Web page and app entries
--------------------------------

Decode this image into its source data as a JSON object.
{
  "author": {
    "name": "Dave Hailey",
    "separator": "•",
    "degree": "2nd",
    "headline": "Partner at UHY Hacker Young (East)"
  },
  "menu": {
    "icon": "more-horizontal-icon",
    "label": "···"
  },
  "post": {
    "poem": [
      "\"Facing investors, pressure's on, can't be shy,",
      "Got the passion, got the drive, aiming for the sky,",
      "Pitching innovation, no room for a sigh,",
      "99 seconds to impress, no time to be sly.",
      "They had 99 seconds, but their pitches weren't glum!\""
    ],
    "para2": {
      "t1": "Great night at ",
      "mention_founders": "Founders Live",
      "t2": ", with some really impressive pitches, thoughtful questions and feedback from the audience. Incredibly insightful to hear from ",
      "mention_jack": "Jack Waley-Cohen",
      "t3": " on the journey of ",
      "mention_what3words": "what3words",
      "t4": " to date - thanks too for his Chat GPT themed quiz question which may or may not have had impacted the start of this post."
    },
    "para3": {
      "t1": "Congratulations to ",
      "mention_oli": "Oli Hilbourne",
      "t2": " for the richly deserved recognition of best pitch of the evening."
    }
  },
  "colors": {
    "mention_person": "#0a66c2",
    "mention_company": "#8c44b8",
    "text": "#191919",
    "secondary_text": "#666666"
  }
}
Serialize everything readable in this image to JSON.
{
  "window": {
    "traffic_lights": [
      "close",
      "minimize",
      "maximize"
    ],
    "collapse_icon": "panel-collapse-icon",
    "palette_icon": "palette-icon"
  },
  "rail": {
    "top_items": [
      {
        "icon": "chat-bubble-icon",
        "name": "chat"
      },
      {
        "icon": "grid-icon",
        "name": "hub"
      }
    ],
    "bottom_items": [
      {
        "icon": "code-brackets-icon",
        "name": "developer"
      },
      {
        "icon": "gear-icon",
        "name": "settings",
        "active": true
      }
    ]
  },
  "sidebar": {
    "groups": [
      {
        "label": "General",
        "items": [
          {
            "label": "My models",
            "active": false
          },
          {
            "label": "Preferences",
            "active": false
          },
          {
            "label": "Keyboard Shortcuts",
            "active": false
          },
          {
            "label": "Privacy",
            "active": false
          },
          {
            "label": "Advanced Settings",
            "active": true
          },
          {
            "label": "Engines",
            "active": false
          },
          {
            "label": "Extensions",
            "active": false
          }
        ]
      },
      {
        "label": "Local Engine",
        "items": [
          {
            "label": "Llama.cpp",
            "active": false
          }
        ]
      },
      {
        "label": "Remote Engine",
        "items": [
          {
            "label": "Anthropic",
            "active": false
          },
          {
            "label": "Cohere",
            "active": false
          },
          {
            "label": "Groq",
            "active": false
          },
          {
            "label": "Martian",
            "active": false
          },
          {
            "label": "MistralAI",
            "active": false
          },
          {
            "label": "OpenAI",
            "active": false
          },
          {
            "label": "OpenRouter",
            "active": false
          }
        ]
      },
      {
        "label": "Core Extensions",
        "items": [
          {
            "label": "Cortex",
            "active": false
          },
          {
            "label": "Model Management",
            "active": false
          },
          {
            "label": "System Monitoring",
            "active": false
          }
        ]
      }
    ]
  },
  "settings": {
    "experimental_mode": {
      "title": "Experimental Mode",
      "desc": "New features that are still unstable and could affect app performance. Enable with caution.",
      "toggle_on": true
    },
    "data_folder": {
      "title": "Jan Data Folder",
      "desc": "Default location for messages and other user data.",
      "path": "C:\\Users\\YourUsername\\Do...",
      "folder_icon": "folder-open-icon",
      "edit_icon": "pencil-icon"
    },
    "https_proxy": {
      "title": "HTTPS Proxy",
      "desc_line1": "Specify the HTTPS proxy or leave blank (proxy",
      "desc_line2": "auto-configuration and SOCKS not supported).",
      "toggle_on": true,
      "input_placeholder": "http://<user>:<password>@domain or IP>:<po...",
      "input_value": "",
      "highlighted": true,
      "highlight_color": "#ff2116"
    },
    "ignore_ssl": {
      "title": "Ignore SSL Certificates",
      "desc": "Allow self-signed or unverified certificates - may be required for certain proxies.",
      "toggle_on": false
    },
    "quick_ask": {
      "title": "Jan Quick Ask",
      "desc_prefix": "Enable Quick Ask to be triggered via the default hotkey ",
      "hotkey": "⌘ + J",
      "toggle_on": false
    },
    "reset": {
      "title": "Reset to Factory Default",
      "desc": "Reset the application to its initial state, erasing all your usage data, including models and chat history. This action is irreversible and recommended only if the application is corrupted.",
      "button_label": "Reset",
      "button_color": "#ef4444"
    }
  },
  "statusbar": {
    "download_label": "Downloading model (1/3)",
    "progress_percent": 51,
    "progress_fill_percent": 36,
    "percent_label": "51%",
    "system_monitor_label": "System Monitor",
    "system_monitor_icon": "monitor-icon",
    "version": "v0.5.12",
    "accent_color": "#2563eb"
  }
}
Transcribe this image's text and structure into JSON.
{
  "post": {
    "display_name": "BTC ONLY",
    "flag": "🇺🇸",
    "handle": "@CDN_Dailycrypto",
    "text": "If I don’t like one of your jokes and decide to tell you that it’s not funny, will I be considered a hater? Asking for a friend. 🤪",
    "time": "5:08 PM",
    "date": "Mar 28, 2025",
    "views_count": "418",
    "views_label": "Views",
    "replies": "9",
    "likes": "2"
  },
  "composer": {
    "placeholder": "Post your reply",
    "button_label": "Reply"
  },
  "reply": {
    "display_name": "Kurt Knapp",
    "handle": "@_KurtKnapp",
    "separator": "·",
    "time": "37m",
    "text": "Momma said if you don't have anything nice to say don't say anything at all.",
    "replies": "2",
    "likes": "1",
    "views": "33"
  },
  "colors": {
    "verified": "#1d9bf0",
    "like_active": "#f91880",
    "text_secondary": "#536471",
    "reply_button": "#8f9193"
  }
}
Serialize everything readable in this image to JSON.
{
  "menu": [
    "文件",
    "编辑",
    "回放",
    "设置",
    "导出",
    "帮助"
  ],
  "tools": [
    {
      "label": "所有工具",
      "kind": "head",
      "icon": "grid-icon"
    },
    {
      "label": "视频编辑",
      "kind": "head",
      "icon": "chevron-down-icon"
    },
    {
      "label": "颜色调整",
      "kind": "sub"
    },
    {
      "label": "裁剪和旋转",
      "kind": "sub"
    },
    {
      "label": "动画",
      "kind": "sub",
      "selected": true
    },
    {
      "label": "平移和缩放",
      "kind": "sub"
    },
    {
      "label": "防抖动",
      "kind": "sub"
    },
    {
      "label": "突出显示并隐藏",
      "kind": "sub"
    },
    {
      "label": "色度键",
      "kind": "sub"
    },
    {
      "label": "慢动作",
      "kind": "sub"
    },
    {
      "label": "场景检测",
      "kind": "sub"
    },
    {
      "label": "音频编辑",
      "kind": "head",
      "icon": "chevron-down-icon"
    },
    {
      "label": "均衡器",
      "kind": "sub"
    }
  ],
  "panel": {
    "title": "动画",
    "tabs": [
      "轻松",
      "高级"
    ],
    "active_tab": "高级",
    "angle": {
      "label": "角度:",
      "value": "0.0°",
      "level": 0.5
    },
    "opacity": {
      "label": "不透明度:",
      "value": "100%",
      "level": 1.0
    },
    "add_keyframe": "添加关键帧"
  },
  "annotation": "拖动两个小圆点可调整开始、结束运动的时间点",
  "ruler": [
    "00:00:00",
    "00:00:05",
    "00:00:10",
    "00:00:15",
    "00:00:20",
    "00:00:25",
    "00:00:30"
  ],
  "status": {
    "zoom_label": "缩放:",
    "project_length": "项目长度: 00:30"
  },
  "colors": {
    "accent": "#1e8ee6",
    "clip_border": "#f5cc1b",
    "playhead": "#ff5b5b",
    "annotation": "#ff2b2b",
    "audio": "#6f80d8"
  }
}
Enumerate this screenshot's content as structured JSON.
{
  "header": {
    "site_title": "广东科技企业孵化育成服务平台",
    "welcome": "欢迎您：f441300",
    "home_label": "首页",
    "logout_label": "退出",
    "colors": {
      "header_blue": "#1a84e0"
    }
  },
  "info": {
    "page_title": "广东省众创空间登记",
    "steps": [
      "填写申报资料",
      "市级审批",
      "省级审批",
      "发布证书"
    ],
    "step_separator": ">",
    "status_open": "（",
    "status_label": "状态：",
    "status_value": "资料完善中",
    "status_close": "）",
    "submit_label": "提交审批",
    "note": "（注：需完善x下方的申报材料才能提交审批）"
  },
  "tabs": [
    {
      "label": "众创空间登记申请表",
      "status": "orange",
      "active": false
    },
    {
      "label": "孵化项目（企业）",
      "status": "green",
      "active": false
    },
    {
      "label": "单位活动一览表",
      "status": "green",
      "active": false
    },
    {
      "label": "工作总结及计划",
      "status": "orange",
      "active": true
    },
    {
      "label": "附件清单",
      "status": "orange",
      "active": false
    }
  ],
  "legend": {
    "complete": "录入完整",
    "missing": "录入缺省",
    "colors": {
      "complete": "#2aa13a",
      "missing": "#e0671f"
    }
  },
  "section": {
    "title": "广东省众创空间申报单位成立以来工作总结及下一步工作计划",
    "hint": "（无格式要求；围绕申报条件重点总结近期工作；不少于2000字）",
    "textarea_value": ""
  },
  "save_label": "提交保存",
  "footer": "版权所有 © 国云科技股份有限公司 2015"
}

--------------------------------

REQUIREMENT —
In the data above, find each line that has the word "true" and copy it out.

COMPLETED EXERCISE —
        "active": true
            "active": true
      "toggle_on": true
      "toggle_on": true,
      "highlighted": true,
      "selected": true
      "active": true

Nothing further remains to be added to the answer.